Sources: Philip Nel, 785-532-2165, firstname.lastname@example.org;
and Tosha Sampson-Choma, 785-532-2161, email@example.com
Note to editor: This is the sixth in a series of news releases about the color purple in honor of Kansas State University's founding on Feb. 16, 1863.
News release prepared by: Jennifer Torline, 785-532-0847, firstname.lastname@example.org
Monday, Feb. 14, 2011
The power of purple:
FROM CRAYONS TO CREATION, PURPLE REMAINS SYMBOLIC COLOR IN LITERATURE
MANHATTAN -- Purple is the color of adventure. At least, that's how author Crockett Johnson once described his choice of the color in his famous children's picture book "Harold and the Purple Crayon."
No one knows whether Johnson was being serious about his color choice, but Johnson's book speaks to the sense of the adventure and imagination inside each reader, said Philip Nel, professor of English at Kansas State University. Nel is the author of a biography on Johnson to be published in 2012.
"Harold and the Purple Crayon" was published in 1955 and follows 4-year-old Harold as he creates his own world with a purple crayon. He draws objects such as the moon, a forest, a picnic lunch and finally, his own bed.
"One message from the book is that all you need is your imagination," Nel said. "The crayon is the extension of that in your imagination. It's quite an empowering message. It tells you to dream. It tells you to create. It tells you to invent."
But the book also illustrates the importance of resourcefulness, Nel said. Harold draws a boat when he falls into water, and when he falls off a mountain he quickly draws a balloon to help him float off. No matter what Harold encounters and invents, he is resourceful enough to solve the situation.
"That can be a take-away message of the book: to keep your wits and your purple crayon with you and all will be well," Nel said.
The book is deceptively simple, yet very clever because Harold uses everything he draws, Nel said. The whole book is a continuous drawing that unfolds line by line.
"There are no mistakes," Nel said. "There can't be, because the crayon does not erase."
Purple is featured in other children's literary works, Nel said.
"Lilly's Purple Plastic Purse" by Kevin Henkes is a popular children's book that focuses on the lessons that Lily learns when she brings a noisy plastic purse to school.
Gelett Burgess, a nonsense poet from the late 19th century, invoked the color purple in his four-line poem, "The Purple Cow." The comic poem has since inspired many parodies.
"I think more than anything a purple cow is funny," Nel said. "A blue cow and a red cow are unusual, but a purple cow? That's just funny."
Purple also has a place in adult literature.
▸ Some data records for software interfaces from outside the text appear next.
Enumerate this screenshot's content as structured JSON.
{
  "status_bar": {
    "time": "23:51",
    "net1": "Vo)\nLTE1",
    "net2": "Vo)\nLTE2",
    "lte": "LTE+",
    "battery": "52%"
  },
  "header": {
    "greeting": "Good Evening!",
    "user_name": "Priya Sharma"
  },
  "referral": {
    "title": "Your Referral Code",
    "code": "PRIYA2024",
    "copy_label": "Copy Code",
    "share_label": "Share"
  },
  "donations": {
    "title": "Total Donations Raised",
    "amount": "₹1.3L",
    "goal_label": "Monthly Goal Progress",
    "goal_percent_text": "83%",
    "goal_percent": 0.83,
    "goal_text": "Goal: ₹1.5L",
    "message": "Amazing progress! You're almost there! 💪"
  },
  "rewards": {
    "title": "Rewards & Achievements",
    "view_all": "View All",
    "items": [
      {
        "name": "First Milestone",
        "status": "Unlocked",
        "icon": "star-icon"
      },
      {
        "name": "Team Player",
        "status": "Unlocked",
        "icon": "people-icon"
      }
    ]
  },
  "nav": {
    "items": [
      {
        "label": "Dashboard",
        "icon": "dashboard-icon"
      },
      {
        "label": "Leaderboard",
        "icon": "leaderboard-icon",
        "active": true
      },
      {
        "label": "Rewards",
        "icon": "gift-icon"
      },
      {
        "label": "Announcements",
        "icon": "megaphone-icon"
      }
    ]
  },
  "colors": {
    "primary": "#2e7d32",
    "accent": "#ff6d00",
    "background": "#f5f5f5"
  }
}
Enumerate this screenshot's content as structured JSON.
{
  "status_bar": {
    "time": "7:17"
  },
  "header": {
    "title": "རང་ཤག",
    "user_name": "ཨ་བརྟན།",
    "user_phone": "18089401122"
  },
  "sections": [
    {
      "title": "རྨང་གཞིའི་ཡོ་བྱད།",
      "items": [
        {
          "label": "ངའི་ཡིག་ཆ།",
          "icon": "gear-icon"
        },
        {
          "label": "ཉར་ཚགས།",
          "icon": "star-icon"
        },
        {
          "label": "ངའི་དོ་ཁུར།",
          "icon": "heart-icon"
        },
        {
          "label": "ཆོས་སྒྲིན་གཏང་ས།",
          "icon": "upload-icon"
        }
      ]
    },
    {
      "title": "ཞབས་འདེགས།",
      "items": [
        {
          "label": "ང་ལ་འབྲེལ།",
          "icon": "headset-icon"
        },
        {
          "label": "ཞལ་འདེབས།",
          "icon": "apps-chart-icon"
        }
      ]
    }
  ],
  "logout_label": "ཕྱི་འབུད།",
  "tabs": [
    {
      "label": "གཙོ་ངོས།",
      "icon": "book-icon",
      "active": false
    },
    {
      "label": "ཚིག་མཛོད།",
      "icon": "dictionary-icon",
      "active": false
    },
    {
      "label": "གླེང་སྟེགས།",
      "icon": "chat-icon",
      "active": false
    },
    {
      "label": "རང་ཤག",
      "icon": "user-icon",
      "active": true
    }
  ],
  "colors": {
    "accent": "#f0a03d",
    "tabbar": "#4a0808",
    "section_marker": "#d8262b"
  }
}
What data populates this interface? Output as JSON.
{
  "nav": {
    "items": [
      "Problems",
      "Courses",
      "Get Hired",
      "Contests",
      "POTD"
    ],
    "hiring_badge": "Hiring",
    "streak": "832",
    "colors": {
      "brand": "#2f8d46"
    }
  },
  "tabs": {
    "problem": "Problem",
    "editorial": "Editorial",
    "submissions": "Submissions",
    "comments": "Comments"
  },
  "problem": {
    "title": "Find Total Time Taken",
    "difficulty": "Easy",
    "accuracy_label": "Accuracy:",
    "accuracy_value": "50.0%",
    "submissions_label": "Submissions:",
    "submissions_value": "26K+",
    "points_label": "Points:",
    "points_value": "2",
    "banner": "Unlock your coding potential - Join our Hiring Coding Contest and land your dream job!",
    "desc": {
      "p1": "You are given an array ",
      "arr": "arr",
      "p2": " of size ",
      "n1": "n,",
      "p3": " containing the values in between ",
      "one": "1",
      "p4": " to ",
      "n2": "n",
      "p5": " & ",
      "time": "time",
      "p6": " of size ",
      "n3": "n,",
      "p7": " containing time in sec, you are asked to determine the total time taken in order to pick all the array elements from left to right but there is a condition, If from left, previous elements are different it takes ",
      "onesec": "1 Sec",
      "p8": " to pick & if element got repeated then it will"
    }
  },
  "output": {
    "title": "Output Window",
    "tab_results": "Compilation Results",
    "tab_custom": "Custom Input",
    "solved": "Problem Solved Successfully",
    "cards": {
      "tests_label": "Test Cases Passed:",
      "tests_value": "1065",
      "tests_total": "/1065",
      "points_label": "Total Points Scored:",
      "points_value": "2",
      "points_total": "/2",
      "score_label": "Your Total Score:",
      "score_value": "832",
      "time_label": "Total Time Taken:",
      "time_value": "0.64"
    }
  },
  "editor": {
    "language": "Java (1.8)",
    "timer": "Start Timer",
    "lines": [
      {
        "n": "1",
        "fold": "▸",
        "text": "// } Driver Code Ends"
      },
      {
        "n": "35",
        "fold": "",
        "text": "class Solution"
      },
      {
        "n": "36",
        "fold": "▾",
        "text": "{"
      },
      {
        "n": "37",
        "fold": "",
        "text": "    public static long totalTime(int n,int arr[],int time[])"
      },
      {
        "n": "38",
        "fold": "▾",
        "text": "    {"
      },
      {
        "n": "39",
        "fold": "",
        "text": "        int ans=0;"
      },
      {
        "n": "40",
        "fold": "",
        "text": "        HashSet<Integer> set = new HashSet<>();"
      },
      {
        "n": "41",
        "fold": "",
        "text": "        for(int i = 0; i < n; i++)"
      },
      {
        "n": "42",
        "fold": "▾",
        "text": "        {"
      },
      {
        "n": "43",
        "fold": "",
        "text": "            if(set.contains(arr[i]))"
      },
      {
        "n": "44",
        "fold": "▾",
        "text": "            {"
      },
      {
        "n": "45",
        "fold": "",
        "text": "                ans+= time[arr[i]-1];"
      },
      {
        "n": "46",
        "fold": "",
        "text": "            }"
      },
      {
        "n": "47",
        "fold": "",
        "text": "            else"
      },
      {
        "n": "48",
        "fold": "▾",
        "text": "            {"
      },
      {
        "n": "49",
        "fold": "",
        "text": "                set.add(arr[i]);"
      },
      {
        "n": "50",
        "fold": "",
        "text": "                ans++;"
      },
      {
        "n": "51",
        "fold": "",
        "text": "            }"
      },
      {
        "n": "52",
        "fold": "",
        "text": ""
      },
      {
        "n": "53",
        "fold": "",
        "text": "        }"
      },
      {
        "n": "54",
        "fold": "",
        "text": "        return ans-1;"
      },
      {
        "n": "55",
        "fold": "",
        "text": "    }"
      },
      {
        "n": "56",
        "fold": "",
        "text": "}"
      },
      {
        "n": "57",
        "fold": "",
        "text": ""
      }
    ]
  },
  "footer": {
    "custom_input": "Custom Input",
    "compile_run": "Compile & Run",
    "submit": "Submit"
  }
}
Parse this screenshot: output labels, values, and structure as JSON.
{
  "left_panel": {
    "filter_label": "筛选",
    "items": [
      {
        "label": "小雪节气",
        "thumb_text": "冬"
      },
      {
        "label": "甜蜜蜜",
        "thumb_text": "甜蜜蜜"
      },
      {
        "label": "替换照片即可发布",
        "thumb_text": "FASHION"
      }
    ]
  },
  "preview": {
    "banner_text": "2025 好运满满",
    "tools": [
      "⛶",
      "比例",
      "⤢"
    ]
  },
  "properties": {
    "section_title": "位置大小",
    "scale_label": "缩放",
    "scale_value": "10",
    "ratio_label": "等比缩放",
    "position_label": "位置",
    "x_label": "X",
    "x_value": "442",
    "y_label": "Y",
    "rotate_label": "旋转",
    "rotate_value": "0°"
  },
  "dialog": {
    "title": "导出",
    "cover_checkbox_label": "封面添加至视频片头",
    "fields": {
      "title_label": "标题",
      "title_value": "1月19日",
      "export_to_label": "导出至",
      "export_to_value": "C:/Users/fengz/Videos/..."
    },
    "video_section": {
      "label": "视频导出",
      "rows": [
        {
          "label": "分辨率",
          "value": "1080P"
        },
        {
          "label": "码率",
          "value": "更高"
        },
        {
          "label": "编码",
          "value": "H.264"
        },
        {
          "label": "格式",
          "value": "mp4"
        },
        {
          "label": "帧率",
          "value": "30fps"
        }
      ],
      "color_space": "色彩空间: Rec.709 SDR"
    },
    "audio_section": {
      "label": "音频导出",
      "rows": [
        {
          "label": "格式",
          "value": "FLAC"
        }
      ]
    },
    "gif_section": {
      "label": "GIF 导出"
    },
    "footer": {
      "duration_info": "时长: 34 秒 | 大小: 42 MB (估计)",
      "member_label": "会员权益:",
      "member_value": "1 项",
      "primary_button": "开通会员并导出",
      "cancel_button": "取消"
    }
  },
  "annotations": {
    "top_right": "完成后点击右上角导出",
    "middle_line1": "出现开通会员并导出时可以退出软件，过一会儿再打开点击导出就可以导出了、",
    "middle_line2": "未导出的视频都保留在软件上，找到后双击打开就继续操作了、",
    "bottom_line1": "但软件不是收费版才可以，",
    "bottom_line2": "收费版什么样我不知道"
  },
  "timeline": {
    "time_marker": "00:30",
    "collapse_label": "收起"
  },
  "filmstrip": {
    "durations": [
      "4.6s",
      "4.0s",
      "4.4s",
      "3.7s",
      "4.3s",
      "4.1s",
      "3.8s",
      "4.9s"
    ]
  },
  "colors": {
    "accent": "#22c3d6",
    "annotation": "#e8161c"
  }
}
"The Color Purple," Alice Walker's 1982 acclaimed novel, focuses on the oppression of a young, poor black woman in 1930s rural Georgia. In the novel, protagonist Celie writes letters to God that describe how she is abused by her stepfather and husband, but becomes an independent woman over time.
The novel connects purple with royalty, creation and the connotation of heritage or lineage, said Tosha Sampson-Choma, instructor of English at K-State, who is including the novel in her doctoral dissertation.
The book's character Shug Avery says that purple is a reflection of the splendor of God and the creation of God. She also feels that God has given people the color purple as a way to celebrate life and to embrace the good things in life, Sampson-Choma said.
"The color purple shows that beauty can be found in everything around you," Sampson-Choma said. "Despite the fact that things aren't perfect or that there are these difficulties, people can still overcome them."
In one of Walker's later essays, "In Search of Our Mothers' Gardens: Womanist Prose," Walker writes that "Womanist is to feminist as purple is to lavender." Walker created the term womanist, which is a person who appreciates women's culture and strength and honors ‘entire’ people -- male and female.
"Walker sees feminism as exulting and celebrating one gender at the expense of another, while womanism is embracing ‘whole’ people," Sampson-Choma said. "She looks at womanism and compares it to purple because it is a richer, fuller definition of feminism."